Excerpts from an interface dataset
§ §

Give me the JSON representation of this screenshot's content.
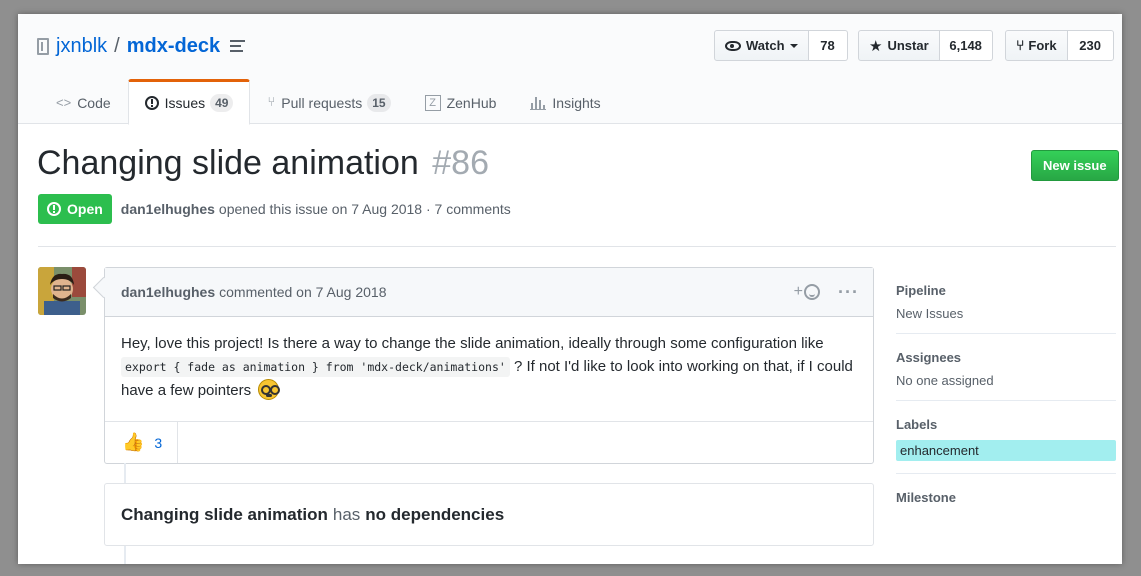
{
  "repo": {
    "owner": "jxnblk",
    "separator": "/",
    "name": "mdx-deck"
  },
  "actions": {
    "watch": {
      "label": "Watch",
      "count": "78"
    },
    "star": {
      "label": "Unstar",
      "count": "6,148"
    },
    "fork": {
      "label": "Fork",
      "count": "230"
    }
  },
  "tabs": [
    {
      "label": "Code",
      "icon": "code-icon"
    },
    {
      "label": "Issues",
      "count": "49",
      "icon": "issue-icon",
      "selected": true
    },
    {
      "label": "Pull requests",
      "count": "15",
      "icon": "pull-request-icon"
    },
    {
      "label": "ZenHub",
      "icon": "zenhub-icon"
    },
    {
      "label": "Insights",
      "icon": "graph-icon"
    }
  ],
  "issue": {
    "title": "Changing slide animation",
    "number": "#86",
    "state": "Open",
    "author": "dan1elhughes",
    "meta": "opened this issue on 7 Aug 2018 · 7 comments",
    "new_issue_label": "New issue"
  },
  "comment": {
    "author": "dan1elhughes",
    "meta": "commented on 7 Aug 2018",
    "body_before": "Hey, love this project! Is there a way to change the slide animation, ideally through some configuration like ",
    "code": "export { fade as animation } from 'mdx-deck/animations'",
    "body_after": " ? If not I'd like to look into working on that, if I could have a few pointers",
    "reaction_count": "3",
    "colors": {
      "thumb": "#d39e00",
      "emoji": "#f7c531"
    }
  },
  "dependencies": {
    "title": "Changing slide animation",
    "has": "has",
    "status": "no dependencies"
  },
  "sidebar": {
    "pipeline": {
      "heading": "Pipeline",
      "value": "New Issues"
    },
    "assignees": {
      "heading": "Assignees",
      "value": "No one assigned"
    },
    "labels": {
      "heading": "Labels",
      "value": "enhancement",
      "color": "#a2eeef"
    },
    "milestone": {
      "heading": "Milestone"
    }
  }
}
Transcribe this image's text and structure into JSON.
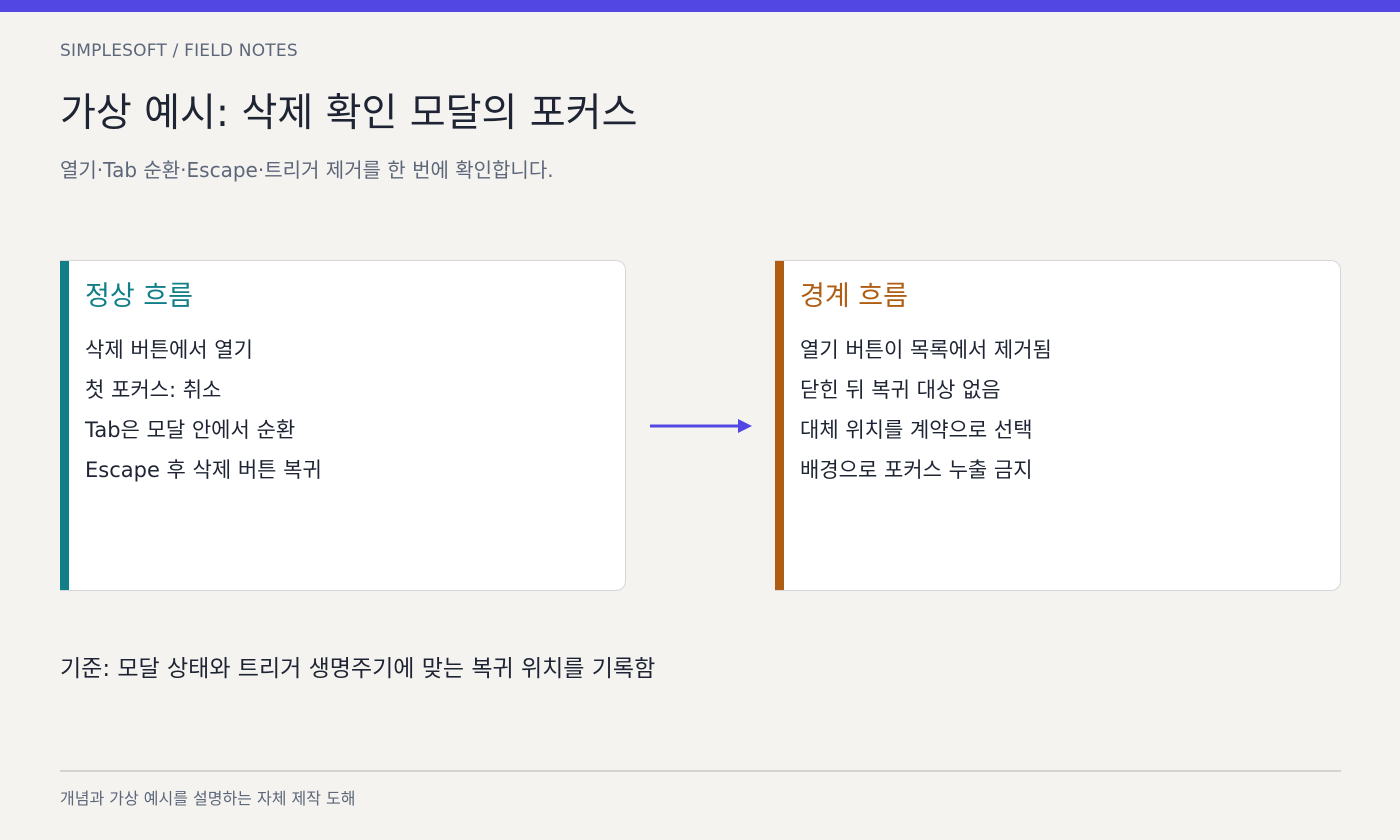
{
  "header": {
    "breadcrumb": "SIMPLESOFT / FIELD NOTES",
    "title": "가상 예시: 삭제 확인 모달의 포커스",
    "subtitle": "열기·Tab 순환·Escape·트리거 제거를 한 번에 확인합니다."
  },
  "cards": [
    {
      "title": "정상 흐름",
      "accent_color": "#127f88",
      "items": [
        "삭제 버튼에서 열기",
        "첫 포커스: 취소",
        "Tab은 모달 안에서 순환",
        "Escape 후 삭제 버튼 복귀"
      ]
    },
    {
      "title": "경계 흐름",
      "accent_color": "#b05d14",
      "items": [
        "열기 버튼이 목록에서 제거됨",
        "닫힌 뒤 복귀 대상 없음",
        "대체 위치를 계약으로 선택",
        "배경으로 포커스 누출 금지"
      ]
    }
  ],
  "connector": {
    "icon": "arrow-right-icon",
    "color": "#5347e4"
  },
  "criterion": "기준: 모달 상태와 트리거 생명주기에 맞는 복귀 위치를 기록함",
  "footer": {
    "note": "개념과 가상 예시를 설명하는 자체 제작 도해"
  },
  "colors": {
    "top_bar": "#5347e4",
    "background": "#f4f3f0"
  }
}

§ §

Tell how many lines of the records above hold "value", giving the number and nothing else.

Response to the exercise –
3